As I described in my Comdex coverage, the short story is that Broadcom is asserting that Atheros' Super-G based products will interfere with neighboring 802.11b and g networks, severely limiting their speed and, in some cases, shutting them down completely.
Hawking Technology's Hi-Gain Wireless USB adapter puts a new twist on an old product category. We found its 802.11b wireless adapter and hi-gain directional antenna to be a compelling combination for overcoming weak signal problems.
After a longer-than-expected wait, 802.11g / USB 2.0 adapters are finally hitting the shelves. The first one to hit the SmallNetBuilder test bench was also the first announced - Buffalo Technology's AirStation 54Mbps Wireless USB Adapter. We put it through its paces and our RapidReview will tell you whether you have to sacrifice any speed for the convenience of its USB 2.0 connection.
SanDisk's SD WiFi card is an impressive technical feat - a complete 802.11b client adapter the size of two postage stamps. But looks aren't everything and our latest review will give you the 411 on whether its performance is as impressive as its size!
If you've ever wished for better performance from your notebook's wireless card, Aerialix' Mini Dipole antenna could be the solution you're looking for. But you'll need the right card in order to use it, so check out our review and see if you've got what it needs!
Anyone who wants to run their own, independent pay-for wireless "hotspot" can now get into the game. ZyXEL's B-4000 Wireless Service Gateway bundles everything you need into one convenient package - even the printer for customer receipts!
Atheros has dominated the shrinking 802.11a wireless market, but is looking (like everyone else!) to take some market-share from 11g market-leader Broadcom.
Will higher power really solve your wireless networking problems? We set out to answer that question in our review of the SMC2532W-B 2.4GHz 802.11b High Power Wireless PC Card. Read the review and see what we found.
The U.S. Robotics USR5450 802.11g Wireless Turbo Multi-function Access Point is the first product to hit the streets powered by Texas Instruments' TNETW1130 chipset. USR says TI's 100Mbps "802.11g+" technology was worth the wait, but you'll need to read our review to see if we agree.

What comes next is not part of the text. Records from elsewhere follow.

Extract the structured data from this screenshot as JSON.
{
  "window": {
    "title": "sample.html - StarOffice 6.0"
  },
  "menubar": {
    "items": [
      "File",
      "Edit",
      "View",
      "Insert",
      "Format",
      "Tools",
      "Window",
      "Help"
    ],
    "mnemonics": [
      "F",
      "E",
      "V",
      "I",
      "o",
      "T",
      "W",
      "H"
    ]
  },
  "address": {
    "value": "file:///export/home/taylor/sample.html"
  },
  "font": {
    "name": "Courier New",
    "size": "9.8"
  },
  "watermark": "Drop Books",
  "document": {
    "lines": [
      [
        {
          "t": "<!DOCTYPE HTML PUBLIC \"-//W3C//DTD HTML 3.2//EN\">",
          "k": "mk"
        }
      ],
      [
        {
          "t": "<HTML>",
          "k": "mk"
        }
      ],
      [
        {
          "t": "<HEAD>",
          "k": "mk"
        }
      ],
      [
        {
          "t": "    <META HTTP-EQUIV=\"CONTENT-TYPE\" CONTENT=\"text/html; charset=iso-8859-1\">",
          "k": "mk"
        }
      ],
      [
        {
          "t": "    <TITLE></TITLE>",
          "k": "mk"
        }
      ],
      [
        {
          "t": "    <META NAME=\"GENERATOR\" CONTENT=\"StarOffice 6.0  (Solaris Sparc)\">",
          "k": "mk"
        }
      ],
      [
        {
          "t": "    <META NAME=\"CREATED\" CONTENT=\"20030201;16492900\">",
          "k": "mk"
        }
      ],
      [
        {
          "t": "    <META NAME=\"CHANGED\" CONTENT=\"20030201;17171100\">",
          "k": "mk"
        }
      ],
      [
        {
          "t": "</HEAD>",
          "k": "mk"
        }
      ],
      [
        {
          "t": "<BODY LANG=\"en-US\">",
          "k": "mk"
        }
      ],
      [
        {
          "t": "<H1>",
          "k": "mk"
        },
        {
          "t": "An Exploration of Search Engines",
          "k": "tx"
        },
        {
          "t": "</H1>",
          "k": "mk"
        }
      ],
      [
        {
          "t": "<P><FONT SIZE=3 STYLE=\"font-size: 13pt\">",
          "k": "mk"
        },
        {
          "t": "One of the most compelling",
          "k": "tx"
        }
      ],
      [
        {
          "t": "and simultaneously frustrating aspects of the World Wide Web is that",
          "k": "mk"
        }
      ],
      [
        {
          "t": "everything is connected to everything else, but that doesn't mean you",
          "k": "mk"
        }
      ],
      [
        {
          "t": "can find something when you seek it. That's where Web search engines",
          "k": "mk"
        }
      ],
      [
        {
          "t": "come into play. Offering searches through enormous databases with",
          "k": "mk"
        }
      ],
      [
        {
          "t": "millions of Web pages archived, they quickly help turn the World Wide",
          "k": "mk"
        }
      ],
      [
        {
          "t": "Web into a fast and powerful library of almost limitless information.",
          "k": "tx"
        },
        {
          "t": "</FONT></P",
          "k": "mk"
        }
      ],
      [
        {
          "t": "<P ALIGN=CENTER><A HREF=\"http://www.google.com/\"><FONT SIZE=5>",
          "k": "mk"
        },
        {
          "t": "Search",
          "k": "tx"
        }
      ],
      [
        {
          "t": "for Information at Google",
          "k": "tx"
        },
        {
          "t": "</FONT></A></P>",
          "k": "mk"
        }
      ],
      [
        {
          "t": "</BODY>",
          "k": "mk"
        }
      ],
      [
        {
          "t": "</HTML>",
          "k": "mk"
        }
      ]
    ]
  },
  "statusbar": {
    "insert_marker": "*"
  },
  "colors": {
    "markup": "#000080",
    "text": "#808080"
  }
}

Here's the problem. You're cheap...uh, make that frugal... have one or two wireless laptops that you want to get connected to your LAN, and don't want to buy an access point or wireless router to do it. Can it be done?